April 16, 2019

SHOWBUZZDAILY Series Premiere Review: “Bless This Mess”


BLESS THIS MESS:  Tuesday 9:30PM on ABC

The six-episode order ABC gave BLESS THIS HOUSE (after FOX had passed on the project) is about as small as any network show can get.  That doesn’t leave much time for series creators Lake Bell (who also stars and directed the pilot) and Elizabeth Meriwether to show that there’s more to their plans than the shaky, predictable premise.  It puts young New York couple Rio and Mike (Bell and Dax Shepard) on a fading Nebraska alfalfa farm he’s inherited, as utterly unprepared as they are eager to change their yuppie lives (he’s a music journalist, she’s a therapist) for a rural experience.

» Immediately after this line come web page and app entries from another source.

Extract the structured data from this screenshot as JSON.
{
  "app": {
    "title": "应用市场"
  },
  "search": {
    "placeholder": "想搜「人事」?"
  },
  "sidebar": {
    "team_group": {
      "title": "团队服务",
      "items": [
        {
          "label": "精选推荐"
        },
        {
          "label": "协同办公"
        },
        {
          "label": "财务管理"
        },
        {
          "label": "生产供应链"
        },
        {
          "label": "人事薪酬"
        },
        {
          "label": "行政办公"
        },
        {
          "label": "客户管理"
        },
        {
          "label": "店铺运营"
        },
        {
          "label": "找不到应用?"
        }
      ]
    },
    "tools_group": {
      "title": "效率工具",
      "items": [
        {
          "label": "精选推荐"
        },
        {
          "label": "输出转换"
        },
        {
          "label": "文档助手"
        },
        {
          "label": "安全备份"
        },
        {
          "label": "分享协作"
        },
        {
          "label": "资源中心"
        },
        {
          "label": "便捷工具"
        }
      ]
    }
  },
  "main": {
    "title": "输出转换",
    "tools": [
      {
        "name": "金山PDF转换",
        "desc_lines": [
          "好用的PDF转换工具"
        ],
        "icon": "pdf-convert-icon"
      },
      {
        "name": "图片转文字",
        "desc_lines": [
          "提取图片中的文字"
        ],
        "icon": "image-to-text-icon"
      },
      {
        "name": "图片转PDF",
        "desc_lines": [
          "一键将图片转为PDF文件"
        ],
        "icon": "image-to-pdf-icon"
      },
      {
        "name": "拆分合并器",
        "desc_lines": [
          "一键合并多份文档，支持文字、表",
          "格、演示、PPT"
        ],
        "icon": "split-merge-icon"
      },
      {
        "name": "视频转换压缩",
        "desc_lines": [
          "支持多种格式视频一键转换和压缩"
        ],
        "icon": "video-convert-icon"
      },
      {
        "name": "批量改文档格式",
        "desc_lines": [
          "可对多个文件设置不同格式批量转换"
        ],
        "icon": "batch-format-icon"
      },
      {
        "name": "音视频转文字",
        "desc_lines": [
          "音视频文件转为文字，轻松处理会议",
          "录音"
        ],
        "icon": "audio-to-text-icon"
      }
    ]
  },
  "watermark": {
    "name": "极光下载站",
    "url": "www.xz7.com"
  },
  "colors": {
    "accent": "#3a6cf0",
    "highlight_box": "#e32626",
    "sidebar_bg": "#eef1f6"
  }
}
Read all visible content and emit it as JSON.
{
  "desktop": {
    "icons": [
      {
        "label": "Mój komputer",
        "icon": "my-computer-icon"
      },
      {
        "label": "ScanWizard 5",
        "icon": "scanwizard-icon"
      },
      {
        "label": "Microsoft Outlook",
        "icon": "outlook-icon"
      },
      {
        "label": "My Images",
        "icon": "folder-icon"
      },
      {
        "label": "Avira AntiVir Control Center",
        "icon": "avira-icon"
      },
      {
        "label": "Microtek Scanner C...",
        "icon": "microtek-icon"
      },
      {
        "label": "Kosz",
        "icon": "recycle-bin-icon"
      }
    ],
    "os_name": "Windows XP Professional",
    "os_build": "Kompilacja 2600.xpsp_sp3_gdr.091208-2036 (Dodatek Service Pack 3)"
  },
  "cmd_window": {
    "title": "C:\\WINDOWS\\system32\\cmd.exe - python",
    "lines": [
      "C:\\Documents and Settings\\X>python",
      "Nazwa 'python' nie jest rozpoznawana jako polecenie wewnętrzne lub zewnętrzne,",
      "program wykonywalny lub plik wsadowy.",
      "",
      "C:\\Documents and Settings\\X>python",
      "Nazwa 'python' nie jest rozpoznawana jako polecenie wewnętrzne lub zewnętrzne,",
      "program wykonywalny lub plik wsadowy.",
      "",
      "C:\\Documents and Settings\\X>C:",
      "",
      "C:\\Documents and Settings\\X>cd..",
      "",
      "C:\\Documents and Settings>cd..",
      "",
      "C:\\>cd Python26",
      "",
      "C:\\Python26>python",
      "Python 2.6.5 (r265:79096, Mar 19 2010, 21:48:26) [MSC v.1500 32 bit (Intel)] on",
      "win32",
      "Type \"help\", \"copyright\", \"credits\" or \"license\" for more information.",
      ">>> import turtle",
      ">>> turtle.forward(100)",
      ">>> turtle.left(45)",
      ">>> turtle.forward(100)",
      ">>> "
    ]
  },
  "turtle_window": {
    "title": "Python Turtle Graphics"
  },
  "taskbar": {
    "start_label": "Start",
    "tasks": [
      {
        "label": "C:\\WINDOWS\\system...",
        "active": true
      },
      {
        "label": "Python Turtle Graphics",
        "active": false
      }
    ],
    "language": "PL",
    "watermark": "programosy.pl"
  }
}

This isn’t an original concept, and unfortunately Bless This House is, based on the pilot, more Green Acres than Newhart.  Naturally Rio and Mike are surrounded by local eccentrics, including Rudy (Ed Begley, Jr), who sleeps in their barn and divides his bathroom time between the one in their house and a convenient bucket; and Constance (Pam Grier), who in the small town is the proprietor of the hardware store, the sheriff and head of the local theatre company.

Bell is a newcomer to series TV, but Meriwether has shown an ability to find unexpected angles on premises as familiar and obvious as New Girl and Single Parents.  It typically takes time, though, for her to find the right balance among her misfit characters in order for them to develop a collective charm, and time is going to be at a premium with a run that ends in late May.  In addition, while her previous shows were built around ensembles, Bless This Mess is a star vehicle for Bell and Shepard, with the other figures so far firmly in the background.

Luckily for the series, the two leads are personable and amusing, with plenty of experience playing characters whose likability has an edge.  In order for Bless This Mess to work, though, there will have to be more to Rio and Mike than their current bland characters, so formless that they might as well be the anonymous couple killed in the first reel of a slasher movie.  Her phobia about cows and his stubborn resistance to admitting he doesn’t know how to fix a roof are not the stuff of memorable comedy.

There’s enough talent associated with Bless This House that it shouldn’t be dismissed too rapidly.  But it’s going to have to work fast to convince viewers that it’s any less ramshackle than the farmhouse where its characters reside.

About the Author

Mitch Salem
MITCH SALEM has worked on the business side of the entertainment industry for 20 years, as a senior business affairs executive and attorney for such companies as NBC, ABC, USA, Syfy, Bravo, and BermanBraun Productions, and before that, at the NY law firm of Weil, Gotshal & Manges. During all that, he has more or less constantly been going to the movies and watching TV, and writing about both since the 1980s. His film reviews also currently appear on and In addition, he is co-writer of an episode of the television series "Felicity."